[Dataset content — start]
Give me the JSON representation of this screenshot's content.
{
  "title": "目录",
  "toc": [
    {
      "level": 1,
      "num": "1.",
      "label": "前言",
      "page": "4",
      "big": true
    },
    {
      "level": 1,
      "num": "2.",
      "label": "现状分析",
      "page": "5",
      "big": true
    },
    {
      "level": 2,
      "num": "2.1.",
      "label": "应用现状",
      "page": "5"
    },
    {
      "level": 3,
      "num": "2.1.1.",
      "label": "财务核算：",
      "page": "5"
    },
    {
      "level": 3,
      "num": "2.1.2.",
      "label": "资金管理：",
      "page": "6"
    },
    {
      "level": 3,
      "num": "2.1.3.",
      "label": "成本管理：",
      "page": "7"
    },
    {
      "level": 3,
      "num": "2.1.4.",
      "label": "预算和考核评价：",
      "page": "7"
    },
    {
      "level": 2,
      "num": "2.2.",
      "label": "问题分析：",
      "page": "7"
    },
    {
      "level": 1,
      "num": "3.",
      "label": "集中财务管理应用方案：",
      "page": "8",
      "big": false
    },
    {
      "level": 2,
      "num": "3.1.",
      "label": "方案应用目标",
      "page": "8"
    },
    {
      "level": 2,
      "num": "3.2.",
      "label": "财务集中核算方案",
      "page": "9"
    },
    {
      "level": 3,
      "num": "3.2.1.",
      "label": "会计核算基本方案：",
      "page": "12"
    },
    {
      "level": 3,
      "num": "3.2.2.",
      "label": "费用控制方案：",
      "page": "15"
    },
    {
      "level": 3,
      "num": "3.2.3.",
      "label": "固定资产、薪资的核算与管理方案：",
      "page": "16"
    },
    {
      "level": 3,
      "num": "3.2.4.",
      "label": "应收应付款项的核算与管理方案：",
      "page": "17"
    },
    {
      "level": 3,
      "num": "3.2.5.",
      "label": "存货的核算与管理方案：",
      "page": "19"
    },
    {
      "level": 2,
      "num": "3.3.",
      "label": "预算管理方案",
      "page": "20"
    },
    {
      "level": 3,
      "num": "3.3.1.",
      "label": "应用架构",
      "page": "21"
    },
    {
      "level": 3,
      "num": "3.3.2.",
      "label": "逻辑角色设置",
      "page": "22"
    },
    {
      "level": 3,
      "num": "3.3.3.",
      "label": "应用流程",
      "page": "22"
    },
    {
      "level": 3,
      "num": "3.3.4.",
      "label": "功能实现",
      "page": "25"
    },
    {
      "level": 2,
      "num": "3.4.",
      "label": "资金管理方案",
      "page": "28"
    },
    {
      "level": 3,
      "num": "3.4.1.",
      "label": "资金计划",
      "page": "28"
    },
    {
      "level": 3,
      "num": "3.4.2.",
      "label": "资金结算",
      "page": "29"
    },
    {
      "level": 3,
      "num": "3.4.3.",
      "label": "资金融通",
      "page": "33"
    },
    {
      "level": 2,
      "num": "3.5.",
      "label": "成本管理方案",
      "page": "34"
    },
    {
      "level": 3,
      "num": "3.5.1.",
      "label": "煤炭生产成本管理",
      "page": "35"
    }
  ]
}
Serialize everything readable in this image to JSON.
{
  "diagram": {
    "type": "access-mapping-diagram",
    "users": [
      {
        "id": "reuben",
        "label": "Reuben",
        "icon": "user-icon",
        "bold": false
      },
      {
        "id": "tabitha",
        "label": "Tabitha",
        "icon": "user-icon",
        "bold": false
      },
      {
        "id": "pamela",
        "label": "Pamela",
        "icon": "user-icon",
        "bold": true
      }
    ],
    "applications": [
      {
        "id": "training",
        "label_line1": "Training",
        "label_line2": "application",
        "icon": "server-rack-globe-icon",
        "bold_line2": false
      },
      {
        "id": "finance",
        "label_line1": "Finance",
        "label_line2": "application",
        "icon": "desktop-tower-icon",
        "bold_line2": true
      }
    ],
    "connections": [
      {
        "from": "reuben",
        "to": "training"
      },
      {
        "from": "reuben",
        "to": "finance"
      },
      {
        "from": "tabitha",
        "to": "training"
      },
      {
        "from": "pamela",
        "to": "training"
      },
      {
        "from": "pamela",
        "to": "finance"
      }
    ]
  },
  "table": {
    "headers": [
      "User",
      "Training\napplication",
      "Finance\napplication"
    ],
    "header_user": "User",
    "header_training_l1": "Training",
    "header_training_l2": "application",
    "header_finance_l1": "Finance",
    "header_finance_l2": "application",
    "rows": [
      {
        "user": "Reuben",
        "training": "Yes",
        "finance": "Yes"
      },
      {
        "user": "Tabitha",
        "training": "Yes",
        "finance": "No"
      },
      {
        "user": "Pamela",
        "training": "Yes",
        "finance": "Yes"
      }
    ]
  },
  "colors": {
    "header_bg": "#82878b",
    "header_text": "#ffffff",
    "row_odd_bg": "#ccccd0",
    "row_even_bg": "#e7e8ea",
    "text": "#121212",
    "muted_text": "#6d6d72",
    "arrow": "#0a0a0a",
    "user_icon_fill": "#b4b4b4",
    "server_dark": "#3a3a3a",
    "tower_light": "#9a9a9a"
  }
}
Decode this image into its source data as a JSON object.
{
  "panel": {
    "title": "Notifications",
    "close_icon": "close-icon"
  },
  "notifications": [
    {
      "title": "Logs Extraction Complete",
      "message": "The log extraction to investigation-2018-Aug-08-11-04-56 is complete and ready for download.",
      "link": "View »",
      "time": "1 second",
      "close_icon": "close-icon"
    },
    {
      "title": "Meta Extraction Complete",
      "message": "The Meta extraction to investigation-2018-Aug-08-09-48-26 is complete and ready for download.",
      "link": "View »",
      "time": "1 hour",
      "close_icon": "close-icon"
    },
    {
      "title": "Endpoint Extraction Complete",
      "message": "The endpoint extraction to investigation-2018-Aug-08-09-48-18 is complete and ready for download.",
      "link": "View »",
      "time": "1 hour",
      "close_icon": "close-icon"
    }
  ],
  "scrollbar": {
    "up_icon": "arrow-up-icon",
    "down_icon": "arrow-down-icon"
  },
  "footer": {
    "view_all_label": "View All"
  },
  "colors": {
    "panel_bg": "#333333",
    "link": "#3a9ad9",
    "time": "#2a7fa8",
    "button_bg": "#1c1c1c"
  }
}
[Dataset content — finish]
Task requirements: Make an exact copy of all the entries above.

Problem solution:
Give me the JSON representation of this screenshot's content.
{
  "title": "目录",
  "toc": [
    {
      "level": 1,
      "num": "1.",
      "label": "前言",
      "page": "4",
      "big": true
    },
    {
      "level": 1,
      "num": "2.",
      "label": "现状分析",
      "page": "5",
      "big": true
    },
    {
      "level": 2,
      "num": "2.1.",
      "label": "应用现状",
      "page": "5"
    },
    {
      "level": 3,
      "num": "2.1.1.",
      "label": "财务核算：",
      "page": "5"
    },
    {
      "level": 3,
      "num": "2.1.2.",
      "label": "资金管理：",
      "page": "6"
    },
    {
      "level": 3,
      "num": "2.1.3.",
      "label": "成本管理：",
      "page": "7"
    },
    {
      "level": 3,
      "num": "2.1.4.",
      "label": "预算和考核评价：",
      "page": "7"
    },
    {
      "level": 2,
      "num": "2.2.",
      "label": "问题分析：",
      "page": "7"
    },
    {
      "level": 1,
      "num": "3.",
      "label": "集中财务管理应用方案：",
      "page": "8",
      "big": false
    },
    {
      "level": 2,
      "num": "3.1.",
      "label": "方案应用目标",
      "page": "8"
    },
    {
      "level": 2,
      "num": "3.2.",
      "label": "财务集中核算方案",
      "page": "9"
    },
    {
      "level": 3,
      "num": "3.2.1.",
      "label": "会计核算基本方案：",
      "page": "12"
    },
    {
      "level": 3,
      "num": "3.2.2.",
      "label": "费用控制方案：",
      "page": "15"
    },
    {
      "level": 3,
      "num": "3.2.3.",
      "label": "固定资产、薪资的核算与管理方案：",
      "page": "16"
    },
    {
      "level": 3,
      "num": "3.2.4.",
      "label": "应收应付款项的核算与管理方案：",
      "page": "17"
    },
    {
      "level": 3,
      "num": "3.2.5.",
      "label": "存货的核算与管理方案：",
      "page": "19"
    },
    {
      "level": 2,
      "num": "3.3.",
      "label": "预算管理方案",
      "page": "20"
    },
    {
      "level": 3,
      "num": "3.3.1.",
      "label": "应用架构",
      "page": "21"
    },
    {
      "level": 3,
      "num": "3.3.2.",
      "label": "逻辑角色设置",
      "page": "22"
    },
    {
      "level": 3,
      "num": "3.3.3.",
      "label": "应用流程",
      "page": "22"
    },
    {
      "level": 3,
      "num": "3.3.4.",
      "label": "功能实现",
      "page": "25"
    },
    {
      "level": 2,
      "num": "3.4.",
      "label": "资金管理方案",
      "page": "28"
    },
    {
      "level": 3,
      "num": "3.4.1.",
      "label": "资金计划",
      "page": "28"
    },
    {
      "level": 3,
      "num": "3.4.2.",
      "label": "资金结算",
      "page": "29"
    },
    {
      "level": 3,
      "num": "3.4.3.",
      "label": "资金融通",
      "page": "33"
    },
    {
      "level": 2,
      "num": "3.5.",
      "label": "成本管理方案",
      "page": "34"
    },
    {
      "level": 3,
      "num": "3.5.1.",
      "label": "煤炭生产成本管理",
      "page": "35"
    }
  ]
}
Serialize everything readable in this image to JSON.
{
  "diagram": {
    "type": "access-mapping-diagram",
    "users": [
      {
        "id": "reuben",
        "label": "Reuben",
        "icon": "user-icon",
        "bold": false
      },
      {
        "id": "tabitha",
        "label": "Tabitha",
        "icon": "user-icon",
        "bold": false
      },
      {
        "id": "pamela",
        "label": "Pamela",
        "icon": "user-icon",
        "bold": true
      }
    ],
    "applications": [
      {
        "id": "training",
        "label_line1": "Training",
        "label_line2": "application",
        "icon": "server-rack-globe-icon",
        "bold_line2": false
      },
      {
        "id": "finance",
        "label_line1": "Finance",
        "label_line2": "application",
        "icon": "desktop-tower-icon",
        "bold_line2": true
      }
    ],
    "connections": [
      {
        "from": "reuben",
        "to": "training"
      },
      {
        "from": "reuben",
        "to": "finance"
      },
      {
        "from": "tabitha",
        "to": "training"
      },
      {
        "from": "pamela",
        "to": "training"
      },
      {
        "from": "pamela",
        "to": "finance"
      }
    ]
  },
  "table": {
    "headers": [
      "User",
      "Training\napplication",
      "Finance\napplication"
    ],
    "header_user": "User",
    "header_training_l1": "Training",
    "header_training_l2": "application",
    "header_finance_l1": "Finance",
    "header_finance_l2": "application",
    "rows": [
      {
        "user": "Reuben",
        "training": "Yes",
        "finance": "Yes"
      },
      {
        "user": "Tabitha",
        "training": "Yes",
        "finance": "No"
      },
      {
        "user": "Pamela",
        "training": "Yes",
        "finance": "Yes"
      }
    ]
  },
  "colors": {
    "header_bg": "#82878b",
    "header_text": "#ffffff",
    "row_odd_bg": "#ccccd0",
    "row_even_bg": "#e7e8ea",
    "text": "#121212",
    "muted_text": "#6d6d72",
    "arrow": "#0a0a0a",
    "user_icon_fill": "#b4b4b4",
    "server_dark": "#3a3a3a",
    "tower_light": "#9a9a9a"
  }
}
Decode this image into its source data as a JSON object.
{
  "panel": {
    "title": "Notifications",
    "close_icon": "close-icon"
  },
  "notifications": [
    {
      "title": "Logs Extraction Complete",
      "message": "The log extraction to investigation-2018-Aug-08-11-04-56 is complete and ready for download.",
      "link": "View »",
      "time": "1 second",
      "close_icon": "close-icon"
    },
    {
      "title": "Meta Extraction Complete",
      "message": "The Meta extraction to investigation-2018-Aug-08-09-48-26 is complete and ready for download.",
      "link": "View »",
      "time": "1 hour",
      "close_icon": "close-icon"
    },
    {
      "title": "Endpoint Extraction Complete",
      "message": "The endpoint extraction to investigation-2018-Aug-08-09-48-18 is complete and ready for download.",
      "link": "View »",
      "time": "1 hour",
      "close_icon": "close-icon"
    }
  ],
  "scrollbar": {
    "up_icon": "arrow-up-icon",
    "down_icon": "arrow-down-icon"
  },
  "footer": {
    "view_all_label": "View All"
  },
  "colors": {
    "panel_bg": "#333333",
    "link": "#3a9ad9",
    "time": "#2a7fa8",
    "button_bg": "#1c1c1c"
  }
}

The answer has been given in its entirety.